I don’t mean to quibble, but do we have to parse words here? Is it all really going to come down to what the meaning of the word "its" is?

Over the past week, administration officials have taken great pains to explain how our Constitution delegates power to the states, and how federal intervention required a request in writing. While cable networks broadcasted images to the world of people without food or water in downtown New Orleans, federal troops lay idly by at military bases a helicopter flight away. All this, it would seem, because federalist rules requiring a written request had not been followed properly.

The problem for President Bush is that the singular message of his presidency has been that the world has changed since 9/11 and we have to change the ways that we do things, at home as well as in the world. The creation of the Department of Homeland Security. The passage of the Patriot Act. The recommendations of the 9/11 Commission.

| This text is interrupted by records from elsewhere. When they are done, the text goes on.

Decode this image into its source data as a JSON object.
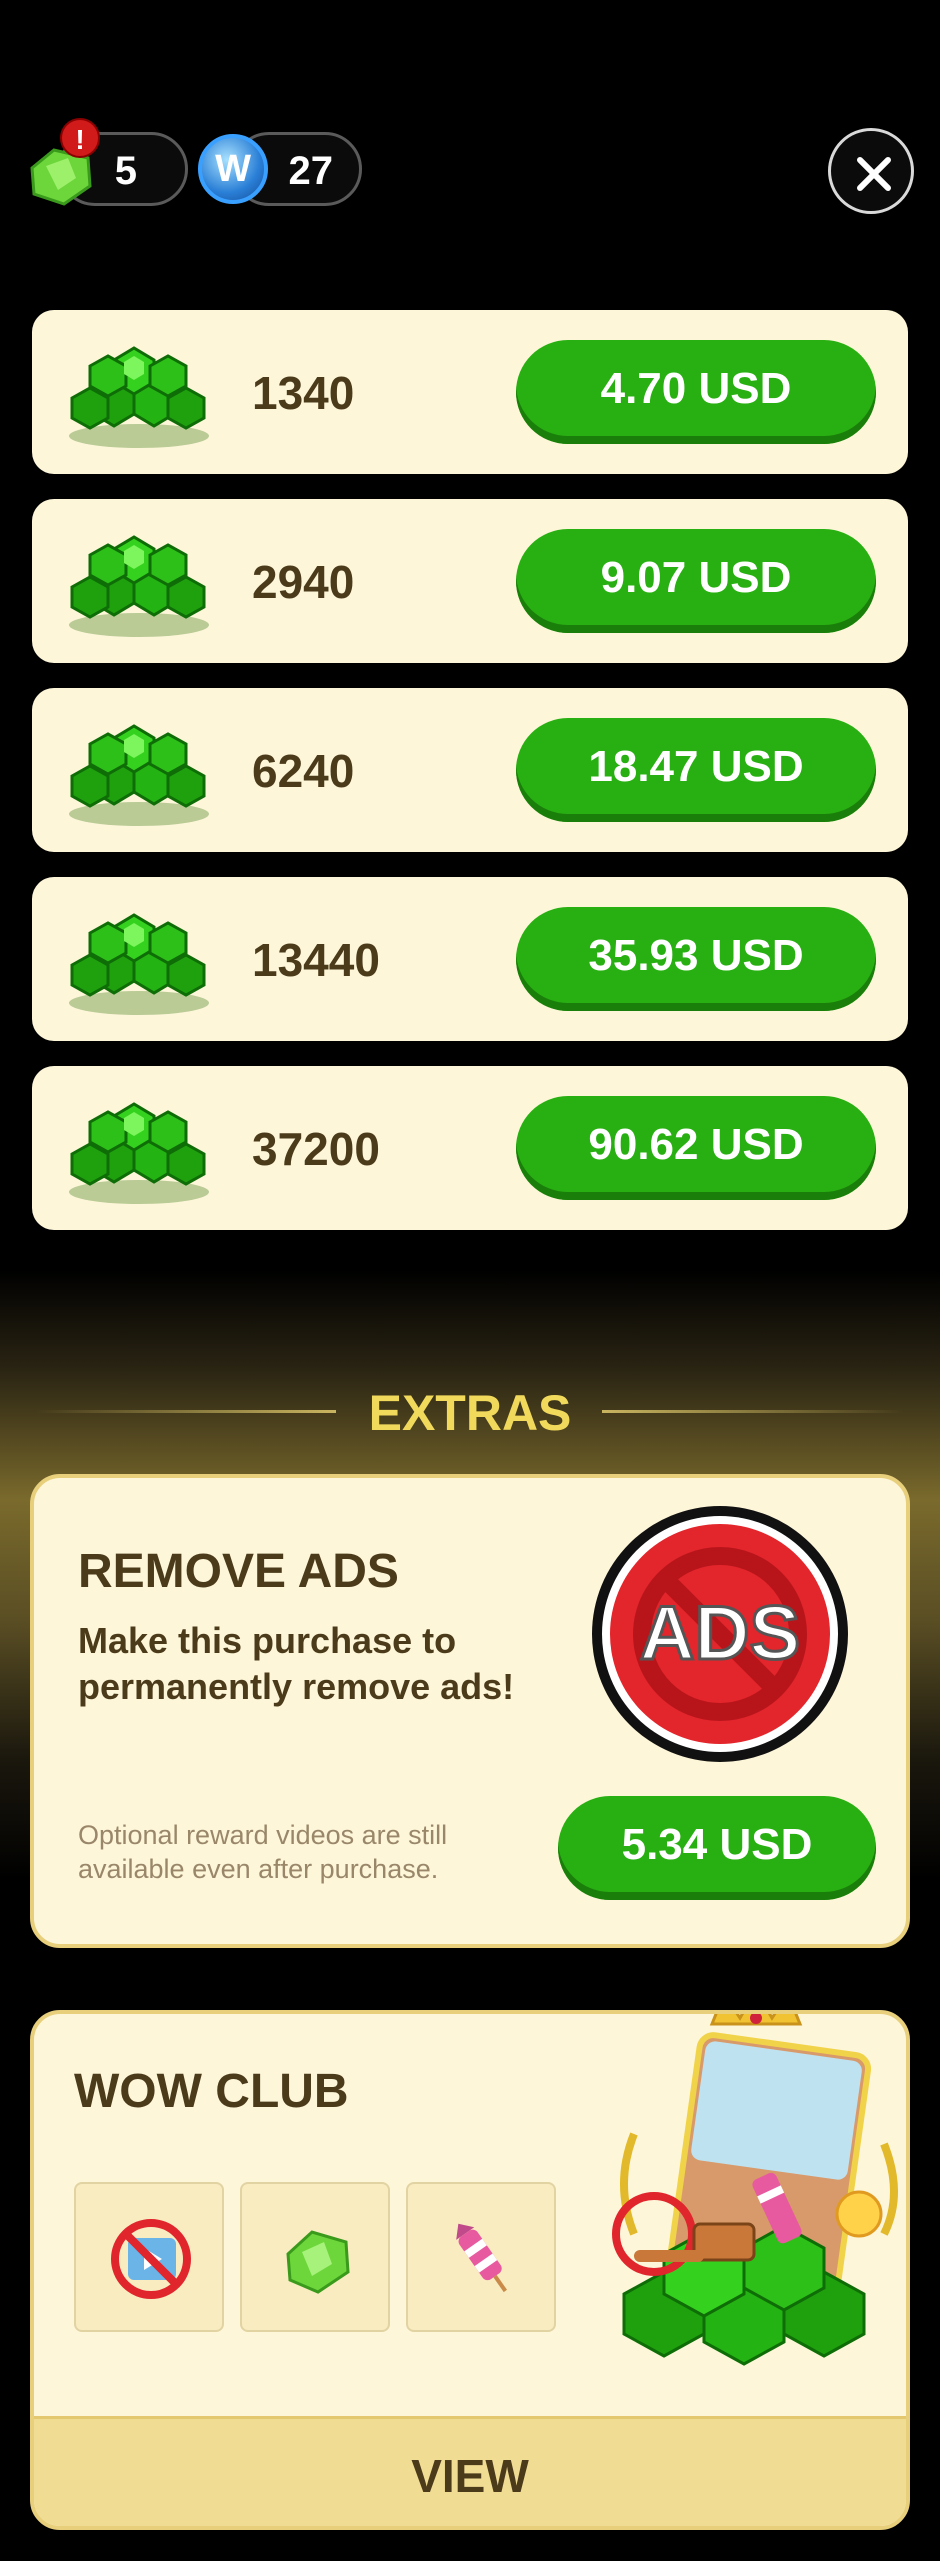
{
  "header": {
    "gems_count": "5",
    "alert_badge": "!",
    "coin_letter": "W",
    "coins_count": "27"
  },
  "packs": [
    {
      "amount": "1340",
      "price": "4.70 USD"
    },
    {
      "amount": "2940",
      "price": "9.07 USD"
    },
    {
      "amount": "6240",
      "price": "18.47 USD"
    },
    {
      "amount": "13440",
      "price": "35.93 USD"
    },
    {
      "amount": "37200",
      "price": "90.62 USD"
    }
  ],
  "extras": {
    "title": "EXTRAS",
    "remove_ads": {
      "title": "REMOVE ADS",
      "description": "Make this purchase to permanently remove ads!",
      "note": "Optional reward videos are still available even after purchase.",
      "icon_text": "ADS",
      "price": "5.34 USD"
    },
    "wow_club": {
      "title": "WOW CLUB",
      "perks": [
        "no-ads-video-icon",
        "gem-icon",
        "firework-rocket-icon"
      ],
      "view_label": "VIEW"
    }
  },
  "colors": {
    "background": "#000000",
    "card": "#fdf6d9",
    "price_button": "#28b012",
    "text_dark": "#4b3b1b",
    "extras_title": "#f1d95c"
  }
}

All of these suggested the imperative of changing our preparedness for emergency situations. Central to improving our preparedness has been addressing the coordination of local, state and federal resources.

We may have done OK in the much ballyhooed emergency preparedness exercises that have been held around the country over the past year, such as the simulated dirty nuclear bomb attacks in Seattle and Chicago which purported to demonstrate a seamless coordination of resources through secure video lines. However, when Hurricane Katrina arrived––even with several days of advanced warning––we learned that four years of working to improve our emergency response systems has produced nothing.

Tomorrow, President Bush is scheduled to deliver a major address in Louisiana on all of this. By then, it may have occurred to his advisors that parsing the meaning of the word "its" will not constitute an adequate response. The fact is that from the day he stood on the pile of rubble that was the World Trade Center and spoke to the world through a megaphone, President Bush took on the challenge of improving our nation's preparedness for the next emergency situation. And five years later, we are not prepared.

Leading the Global War on Terrorism is not all about talking tough and invoking patriotic slogans, it is about intelligence and preparation. The President’s supporters are quick to cite the fact that the United States has not been attacked over the past four years as evidence of success. So too, then, the President must be prepared to recognize the quality of governmental response in the wake of Katrina as evidence of failure. It is that simple. The federal government did not do its job right, and in the realm of emergency preparedness since 9/11, "its" job is to make sure that the entire system is working. "Its" job is leadership.

Which also happens to be the President’s job, for better or for worse.

1 comment:

Caleab said...

Nice piece. I'm very impressed with your writings. I wonder if the Bush administration could take a lesson from you in comprehensive thinking.